PROMPT:
Output all entries precisely.

INFORMATION GIVEN:
+++
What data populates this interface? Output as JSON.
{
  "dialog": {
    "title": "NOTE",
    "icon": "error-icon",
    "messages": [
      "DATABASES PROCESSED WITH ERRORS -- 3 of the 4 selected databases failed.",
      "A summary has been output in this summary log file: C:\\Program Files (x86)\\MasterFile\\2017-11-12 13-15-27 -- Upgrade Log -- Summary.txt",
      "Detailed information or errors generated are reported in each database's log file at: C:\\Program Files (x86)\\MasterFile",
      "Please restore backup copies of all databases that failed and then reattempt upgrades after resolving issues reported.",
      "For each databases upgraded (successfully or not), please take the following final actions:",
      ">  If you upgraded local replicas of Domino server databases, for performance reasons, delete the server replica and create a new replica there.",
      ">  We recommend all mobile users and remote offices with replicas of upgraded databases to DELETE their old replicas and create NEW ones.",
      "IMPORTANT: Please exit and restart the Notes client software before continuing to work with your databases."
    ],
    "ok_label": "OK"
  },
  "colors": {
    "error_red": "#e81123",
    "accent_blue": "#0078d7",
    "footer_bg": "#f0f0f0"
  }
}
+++
WRITTEN SOLUTION:
What data populates this interface? Output as JSON.
{
  "dialog": {
    "title": "NOTE",
    "icon": "error-icon",
    "messages": [
      "DATABASES PROCESSED WITH ERRORS -- 3 of the 4 selected databases failed.",
      "A summary has been output in this summary log file: C:\\Program Files (x86)\\MasterFile\\2017-11-12 13-15-27 -- Upgrade Log -- Summary.txt",
      "Detailed information or errors generated are reported in each database's log file at: C:\\Program Files (x86)\\MasterFile",
      "Please restore backup copies of all databases that failed and then reattempt upgrades after resolving issues reported.",
      "For each databases upgraded (successfully or not), please take the following final actions:",
      ">  If you upgraded local replicas of Domino server databases, for performance reasons, delete the server replica and create a new replica there.",
      ">  We recommend all mobile users and remote offices with replicas of upgraded databases to DELETE their old replicas and create NEW ones.",
      "IMPORTANT: Please exit and restart the Notes client software before continuing to work with your databases."
    ],
    "ok_label": "OK"
  },
  "colors": {
    "error_red": "#e81123",
    "accent_blue": "#0078d7",
    "footer_bg": "#f0f0f0"
  }
}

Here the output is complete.